Records to use Start Marker

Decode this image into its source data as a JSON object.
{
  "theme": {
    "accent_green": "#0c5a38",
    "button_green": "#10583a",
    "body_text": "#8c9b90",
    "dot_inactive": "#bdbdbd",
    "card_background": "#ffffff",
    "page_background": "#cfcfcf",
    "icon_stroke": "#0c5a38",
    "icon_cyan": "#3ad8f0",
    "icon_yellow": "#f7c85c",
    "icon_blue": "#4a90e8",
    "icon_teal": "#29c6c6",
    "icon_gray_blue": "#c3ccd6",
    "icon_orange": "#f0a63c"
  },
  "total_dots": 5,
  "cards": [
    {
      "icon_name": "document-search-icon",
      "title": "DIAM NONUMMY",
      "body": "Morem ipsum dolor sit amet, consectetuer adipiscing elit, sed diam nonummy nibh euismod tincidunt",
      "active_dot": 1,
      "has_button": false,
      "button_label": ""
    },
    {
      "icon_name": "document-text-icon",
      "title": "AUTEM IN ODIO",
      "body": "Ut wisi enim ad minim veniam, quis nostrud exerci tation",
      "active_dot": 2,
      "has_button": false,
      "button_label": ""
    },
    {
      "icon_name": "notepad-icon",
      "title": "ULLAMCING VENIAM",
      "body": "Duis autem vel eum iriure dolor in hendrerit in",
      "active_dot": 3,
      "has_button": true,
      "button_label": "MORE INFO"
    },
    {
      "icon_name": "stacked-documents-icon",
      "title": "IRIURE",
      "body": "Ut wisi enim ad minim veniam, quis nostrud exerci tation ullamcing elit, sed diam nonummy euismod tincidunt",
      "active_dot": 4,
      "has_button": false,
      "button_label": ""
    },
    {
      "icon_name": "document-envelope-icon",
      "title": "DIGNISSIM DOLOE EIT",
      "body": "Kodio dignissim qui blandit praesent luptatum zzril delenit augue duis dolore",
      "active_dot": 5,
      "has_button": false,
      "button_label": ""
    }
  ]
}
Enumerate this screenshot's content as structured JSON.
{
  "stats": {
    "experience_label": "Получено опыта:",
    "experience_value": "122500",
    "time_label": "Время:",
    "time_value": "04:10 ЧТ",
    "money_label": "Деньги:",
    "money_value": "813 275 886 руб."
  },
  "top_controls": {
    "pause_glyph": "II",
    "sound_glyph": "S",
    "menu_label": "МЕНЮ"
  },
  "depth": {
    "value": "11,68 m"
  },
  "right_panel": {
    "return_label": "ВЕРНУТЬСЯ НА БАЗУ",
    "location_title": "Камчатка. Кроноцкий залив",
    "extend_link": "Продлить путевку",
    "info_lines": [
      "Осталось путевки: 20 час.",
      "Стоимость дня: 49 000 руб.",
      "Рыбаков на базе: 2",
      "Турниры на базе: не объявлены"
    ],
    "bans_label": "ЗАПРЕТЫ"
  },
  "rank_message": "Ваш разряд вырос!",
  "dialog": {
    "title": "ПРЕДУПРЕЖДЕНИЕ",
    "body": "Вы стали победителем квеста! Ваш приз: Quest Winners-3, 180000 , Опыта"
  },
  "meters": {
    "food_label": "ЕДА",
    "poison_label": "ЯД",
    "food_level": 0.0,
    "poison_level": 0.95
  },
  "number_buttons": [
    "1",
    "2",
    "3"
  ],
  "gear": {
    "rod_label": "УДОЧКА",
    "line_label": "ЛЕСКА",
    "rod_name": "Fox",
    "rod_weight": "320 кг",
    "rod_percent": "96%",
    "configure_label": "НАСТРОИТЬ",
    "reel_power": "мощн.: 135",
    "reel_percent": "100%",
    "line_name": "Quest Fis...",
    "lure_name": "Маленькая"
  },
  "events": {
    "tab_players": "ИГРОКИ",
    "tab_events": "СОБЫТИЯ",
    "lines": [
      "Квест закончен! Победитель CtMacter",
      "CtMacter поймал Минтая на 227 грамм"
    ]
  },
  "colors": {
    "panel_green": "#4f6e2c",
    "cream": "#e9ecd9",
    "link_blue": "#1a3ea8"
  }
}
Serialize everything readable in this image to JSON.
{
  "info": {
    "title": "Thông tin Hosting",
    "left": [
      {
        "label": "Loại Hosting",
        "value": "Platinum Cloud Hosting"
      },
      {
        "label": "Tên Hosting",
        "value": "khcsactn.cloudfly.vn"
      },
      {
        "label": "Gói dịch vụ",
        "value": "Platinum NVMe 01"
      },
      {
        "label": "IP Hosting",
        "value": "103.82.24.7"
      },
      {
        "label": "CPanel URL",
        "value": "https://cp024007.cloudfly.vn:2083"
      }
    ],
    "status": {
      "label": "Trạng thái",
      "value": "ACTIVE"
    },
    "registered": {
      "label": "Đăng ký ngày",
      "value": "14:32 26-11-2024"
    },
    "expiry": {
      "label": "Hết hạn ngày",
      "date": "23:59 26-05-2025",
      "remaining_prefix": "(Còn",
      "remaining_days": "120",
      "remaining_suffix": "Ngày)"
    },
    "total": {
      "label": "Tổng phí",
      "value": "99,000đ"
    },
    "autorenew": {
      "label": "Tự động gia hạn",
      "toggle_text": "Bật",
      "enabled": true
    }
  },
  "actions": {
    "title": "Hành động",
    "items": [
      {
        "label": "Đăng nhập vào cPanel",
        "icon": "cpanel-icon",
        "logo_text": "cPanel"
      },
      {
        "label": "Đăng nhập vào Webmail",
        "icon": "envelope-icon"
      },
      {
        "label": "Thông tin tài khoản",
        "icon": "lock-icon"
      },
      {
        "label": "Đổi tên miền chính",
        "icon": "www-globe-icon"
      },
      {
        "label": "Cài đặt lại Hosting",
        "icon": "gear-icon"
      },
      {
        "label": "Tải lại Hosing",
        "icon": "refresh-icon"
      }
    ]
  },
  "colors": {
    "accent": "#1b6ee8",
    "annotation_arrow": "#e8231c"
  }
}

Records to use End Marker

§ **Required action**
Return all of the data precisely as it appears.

§ **Expected output**
Decode this image into its source data as a JSON object.
{
  "theme": {
    "accent_green": "#0c5a38",
    "button_green": "#10583a",
    "body_text": "#8c9b90",
    "dot_inactive": "#bdbdbd",
    "card_background": "#ffffff",
    "page_background": "#cfcfcf",
    "icon_stroke": "#0c5a38",
    "icon_cyan": "#3ad8f0",
    "icon_yellow": "#f7c85c",
    "icon_blue": "#4a90e8",
    "icon_teal": "#29c6c6",
    "icon_gray_blue": "#c3ccd6",
    "icon_orange": "#f0a63c"
  },
  "total_dots": 5,
  "cards": [
    {
      "icon_name": "document-search-icon",
      "title": "DIAM NONUMMY",
      "body": "Morem ipsum dolor sit amet, consectetuer adipiscing elit, sed diam nonummy nibh euismod tincidunt",
      "active_dot": 1,
      "has_button": false,
      "button_label": ""
    },
    {
      "icon_name": "document-text-icon",
      "title": "AUTEM IN ODIO",
      "body": "Ut wisi enim ad minim veniam, quis nostrud exerci tation",
      "active_dot": 2,
      "has_button": false,
      "button_label": ""
    },
    {
      "icon_name": "notepad-icon",
      "title": "ULLAMCING VENIAM",
      "body": "Duis autem vel eum iriure dolor in hendrerit in",
      "active_dot": 3,
      "has_button": true,
      "button_label": "MORE INFO"
    },
    {
      "icon_name": "stacked-documents-icon",
      "title": "IRIURE",
      "body": "Ut wisi enim ad minim veniam, quis nostrud exerci tation ullamcing elit, sed diam nonummy euismod tincidunt",
      "active_dot": 4,
      "has_button": false,
      "button_label": ""
    },
    {
      "icon_name": "document-envelope-icon",
      "title": "DIGNISSIM DOLOE EIT",
      "body": "Kodio dignissim qui blandit praesent luptatum zzril delenit augue duis dolore",
      "active_dot": 5,
      "has_button": false,
      "button_label": ""
    }
  ]
}
Enumerate this screenshot's content as structured JSON.
{
  "stats": {
    "experience_label": "Получено опыта:",
    "experience_value": "122500",
    "time_label": "Время:",
    "time_value": "04:10 ЧТ",
    "money_label": "Деньги:",
    "money_value": "813 275 886 руб."
  },
  "top_controls": {
    "pause_glyph": "II",
    "sound_glyph": "S",
    "menu_label": "МЕНЮ"
  },
  "depth": {
    "value": "11,68 m"
  },
  "right_panel": {
    "return_label": "ВЕРНУТЬСЯ НА БАЗУ",
    "location_title": "Камчатка. Кроноцкий залив",
    "extend_link": "Продлить путевку",
    "info_lines": [
      "Осталось путевки: 20 час.",
      "Стоимость дня: 49 000 руб.",
      "Рыбаков на базе: 2",
      "Турниры на базе: не объявлены"
    ],
    "bans_label": "ЗАПРЕТЫ"
  },
  "rank_message": "Ваш разряд вырос!",
  "dialog": {
    "title": "ПРЕДУПРЕЖДЕНИЕ",
    "body": "Вы стали победителем квеста! Ваш приз: Quest Winners-3, 180000 , Опыта"
  },
  "meters": {
    "food_label": "ЕДА",
    "poison_label": "ЯД",
    "food_level": 0.0,
    "poison_level": 0.95
  },
  "number_buttons": [
    "1",
    "2",
    "3"
  ],
  "gear": {
    "rod_label": "УДОЧКА",
    "line_label": "ЛЕСКА",
    "rod_name": "Fox",
    "rod_weight": "320 кг",
    "rod_percent": "96%",
    "configure_label": "НАСТРОИТЬ",
    "reel_power": "мощн.: 135",
    "reel_percent": "100%",
    "line_name": "Quest Fis...",
    "lure_name": "Маленькая"
  },
  "events": {
    "tab_players": "ИГРОКИ",
    "tab_events": "СОБЫТИЯ",
    "lines": [
      "Квест закончен! Победитель CtMacter",
      "CtMacter поймал Минтая на 227 грамм"
    ]
  },
  "colors": {
    "panel_green": "#4f6e2c",
    "cream": "#e9ecd9",
    "link_blue": "#1a3ea8"
  }
}
Serialize everything readable in this image to JSON.
{
  "info": {
    "title": "Thông tin Hosting",
    "left": [
      {
        "label": "Loại Hosting",
        "value": "Platinum Cloud Hosting"
      },
      {
        "label": "Tên Hosting",
        "value": "khcsactn.cloudfly.vn"
      },
      {
        "label": "Gói dịch vụ",
        "value": "Platinum NVMe 01"
      },
      {
        "label": "IP Hosting",
        "value": "103.82.24.7"
      },
      {
        "label": "CPanel URL",
        "value": "https://cp024007.cloudfly.vn:2083"
      }
    ],
    "status": {
      "label": "Trạng thái",
      "value": "ACTIVE"
    },
    "registered": {
      "label": "Đăng ký ngày",
      "value": "14:32 26-11-2024"
    },
    "expiry": {
      "label": "Hết hạn ngày",
      "date": "23:59 26-05-2025",
      "remaining_prefix": "(Còn",
      "remaining_days": "120",
      "remaining_suffix": "Ngày)"
    },
    "total": {
      "label": "Tổng phí",
      "value": "99,000đ"
    },
    "autorenew": {
      "label": "Tự động gia hạn",
      "toggle_text": "Bật",
      "enabled": true
    }
  },
  "actions": {
    "title": "Hành động",
    "items": [
      {
        "label": "Đăng nhập vào cPanel",
        "icon": "cpanel-icon",
        "logo_text": "cPanel"
      },
      {
        "label": "Đăng nhập vào Webmail",
        "icon": "envelope-icon"
      },
      {
        "label": "Thông tin tài khoản",
        "icon": "lock-icon"
      },
      {
        "label": "Đổi tên miền chính",
        "icon": "www-globe-icon"
      },
      {
        "label": "Cài đặt lại Hosting",
        "icon": "gear-icon"
      },
      {
        "label": "Tải lại Hosing",
        "icon": "refresh-icon"
      }
    ]
  },
  "colors": {
    "accent": "#1b6ee8",
    "annotation_arrow": "#e8231c"
  }
}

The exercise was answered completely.